The Ultimate Difference between a Non-Compete and Non-Disclosure Agreement
The most significant distinction between the two agreements is their functionality. While a non-compete agreement protects companies from unfair rivalry, a non-disclosure agreement protects a company’s private and confidential information and trade secrets from being exposed to other rivals and the public at large.
The two contracts are designed exclusively to protect businesses’ best interests but cover entirely different topics of significance. The scope of these agreements also differs. Companies can enforce non-compete agreements only if they have a limited scope.
So, time-bound and geographical restrictions are some of the grounds on which courts can reject non-compete agreements.
Conversely, non-disclosure agreements are rigid and open to much lesser judgment by the authorities and courts. Unless a particular party can legally prove they have insights on confidential information from an external source, courts will typically enforce NDAs.
Moreover, non-compete agreements are one-sided contracts, whereas NDAs are mutual. For instance, when 2 firms establish a joint venture to work on a project, they will most likely disclose confidential and private information amongst each other.
Hence, an NDA will need to clearly specify what information should be kept confidential between each party.
Writer and content creator interested in Entrepreneurship, Marketing, Jobs and landlord issues.

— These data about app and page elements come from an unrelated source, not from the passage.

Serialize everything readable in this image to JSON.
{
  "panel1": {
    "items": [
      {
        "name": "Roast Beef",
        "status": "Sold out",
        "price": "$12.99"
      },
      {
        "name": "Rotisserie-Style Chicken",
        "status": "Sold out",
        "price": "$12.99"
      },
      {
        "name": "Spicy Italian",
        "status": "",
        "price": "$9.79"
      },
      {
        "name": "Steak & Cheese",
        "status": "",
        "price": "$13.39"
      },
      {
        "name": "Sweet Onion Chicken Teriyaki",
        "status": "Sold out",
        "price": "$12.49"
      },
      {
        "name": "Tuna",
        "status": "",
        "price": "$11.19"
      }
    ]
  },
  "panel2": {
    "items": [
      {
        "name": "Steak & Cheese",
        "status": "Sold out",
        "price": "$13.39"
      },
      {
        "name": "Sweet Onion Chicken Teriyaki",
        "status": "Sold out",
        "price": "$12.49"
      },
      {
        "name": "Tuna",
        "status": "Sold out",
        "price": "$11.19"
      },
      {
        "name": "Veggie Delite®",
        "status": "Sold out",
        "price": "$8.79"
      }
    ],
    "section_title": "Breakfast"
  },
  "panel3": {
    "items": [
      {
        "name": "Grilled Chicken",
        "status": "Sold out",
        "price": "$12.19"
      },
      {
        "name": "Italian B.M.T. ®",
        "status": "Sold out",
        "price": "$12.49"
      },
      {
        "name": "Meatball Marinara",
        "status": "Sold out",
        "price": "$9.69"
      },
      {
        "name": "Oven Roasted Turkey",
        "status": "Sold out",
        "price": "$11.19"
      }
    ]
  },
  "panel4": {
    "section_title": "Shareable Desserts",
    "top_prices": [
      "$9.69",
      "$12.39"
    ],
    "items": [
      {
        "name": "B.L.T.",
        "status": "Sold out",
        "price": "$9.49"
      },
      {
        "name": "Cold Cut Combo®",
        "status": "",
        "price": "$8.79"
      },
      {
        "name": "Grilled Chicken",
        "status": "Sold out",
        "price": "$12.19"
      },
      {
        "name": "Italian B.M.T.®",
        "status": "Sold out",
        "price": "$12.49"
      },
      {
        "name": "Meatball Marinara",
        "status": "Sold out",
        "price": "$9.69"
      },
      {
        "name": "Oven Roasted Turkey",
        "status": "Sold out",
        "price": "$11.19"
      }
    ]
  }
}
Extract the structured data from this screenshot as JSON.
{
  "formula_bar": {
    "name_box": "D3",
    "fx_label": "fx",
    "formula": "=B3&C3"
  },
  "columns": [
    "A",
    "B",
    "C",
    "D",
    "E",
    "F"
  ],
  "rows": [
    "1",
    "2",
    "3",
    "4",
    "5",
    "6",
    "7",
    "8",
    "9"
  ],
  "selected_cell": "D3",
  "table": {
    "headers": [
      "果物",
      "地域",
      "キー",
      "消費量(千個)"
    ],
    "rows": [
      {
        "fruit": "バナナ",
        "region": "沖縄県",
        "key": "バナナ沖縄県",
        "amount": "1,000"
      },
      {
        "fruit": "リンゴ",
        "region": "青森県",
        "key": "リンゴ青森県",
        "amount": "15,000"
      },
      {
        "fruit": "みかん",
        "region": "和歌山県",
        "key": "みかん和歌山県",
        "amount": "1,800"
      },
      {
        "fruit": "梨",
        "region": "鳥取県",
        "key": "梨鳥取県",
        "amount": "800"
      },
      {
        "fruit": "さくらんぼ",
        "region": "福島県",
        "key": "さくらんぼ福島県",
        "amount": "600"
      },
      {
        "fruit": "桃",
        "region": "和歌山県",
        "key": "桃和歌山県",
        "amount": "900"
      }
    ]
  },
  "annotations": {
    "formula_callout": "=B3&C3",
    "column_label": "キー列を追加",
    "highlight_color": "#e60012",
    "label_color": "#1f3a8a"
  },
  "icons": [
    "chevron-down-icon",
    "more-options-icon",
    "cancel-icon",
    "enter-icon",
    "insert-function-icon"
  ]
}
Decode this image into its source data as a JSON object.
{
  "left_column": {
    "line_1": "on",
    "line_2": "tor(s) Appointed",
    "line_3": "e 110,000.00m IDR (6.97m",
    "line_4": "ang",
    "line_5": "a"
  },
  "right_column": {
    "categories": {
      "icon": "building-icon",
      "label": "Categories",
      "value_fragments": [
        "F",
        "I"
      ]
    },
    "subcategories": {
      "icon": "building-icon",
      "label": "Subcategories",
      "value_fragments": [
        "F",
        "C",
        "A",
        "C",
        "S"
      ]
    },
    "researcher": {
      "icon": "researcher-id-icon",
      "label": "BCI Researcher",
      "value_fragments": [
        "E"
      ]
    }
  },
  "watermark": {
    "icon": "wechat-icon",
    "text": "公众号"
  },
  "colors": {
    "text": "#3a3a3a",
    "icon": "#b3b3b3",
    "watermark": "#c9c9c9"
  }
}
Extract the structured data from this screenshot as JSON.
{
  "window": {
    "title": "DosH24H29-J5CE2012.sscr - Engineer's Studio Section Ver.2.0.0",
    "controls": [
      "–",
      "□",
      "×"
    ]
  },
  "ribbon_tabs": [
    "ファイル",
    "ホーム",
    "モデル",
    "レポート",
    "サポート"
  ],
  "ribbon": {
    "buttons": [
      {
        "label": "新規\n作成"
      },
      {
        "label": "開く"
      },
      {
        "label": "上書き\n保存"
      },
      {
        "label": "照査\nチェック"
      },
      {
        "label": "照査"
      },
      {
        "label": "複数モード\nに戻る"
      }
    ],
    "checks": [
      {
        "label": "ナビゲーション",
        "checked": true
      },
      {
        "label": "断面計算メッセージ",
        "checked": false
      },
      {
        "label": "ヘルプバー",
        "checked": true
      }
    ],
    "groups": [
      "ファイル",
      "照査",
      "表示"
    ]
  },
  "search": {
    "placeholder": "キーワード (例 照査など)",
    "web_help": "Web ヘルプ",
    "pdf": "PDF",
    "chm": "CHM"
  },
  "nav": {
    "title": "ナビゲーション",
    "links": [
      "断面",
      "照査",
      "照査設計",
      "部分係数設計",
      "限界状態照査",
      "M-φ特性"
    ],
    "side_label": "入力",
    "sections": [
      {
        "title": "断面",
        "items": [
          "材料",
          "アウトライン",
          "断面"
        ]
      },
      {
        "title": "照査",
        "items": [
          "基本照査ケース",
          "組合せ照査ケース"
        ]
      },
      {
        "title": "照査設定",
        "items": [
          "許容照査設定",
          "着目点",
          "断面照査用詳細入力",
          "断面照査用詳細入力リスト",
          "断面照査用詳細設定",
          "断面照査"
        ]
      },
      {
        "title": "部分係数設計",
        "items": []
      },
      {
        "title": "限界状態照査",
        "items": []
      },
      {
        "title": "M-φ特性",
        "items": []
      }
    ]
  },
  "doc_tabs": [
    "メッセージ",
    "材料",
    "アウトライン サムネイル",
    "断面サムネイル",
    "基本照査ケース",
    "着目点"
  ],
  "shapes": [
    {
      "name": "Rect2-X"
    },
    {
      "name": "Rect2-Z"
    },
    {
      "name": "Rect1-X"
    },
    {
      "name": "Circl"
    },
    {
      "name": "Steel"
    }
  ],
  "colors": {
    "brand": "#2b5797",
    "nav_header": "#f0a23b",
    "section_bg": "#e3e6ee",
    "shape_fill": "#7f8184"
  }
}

I have a bachelor’s degree in Communication from the Andrés Bello Catholic University, VE, and I also studied at Chatham University, USA. In this blog I write and collect information of interest around agreements, property and mortgage.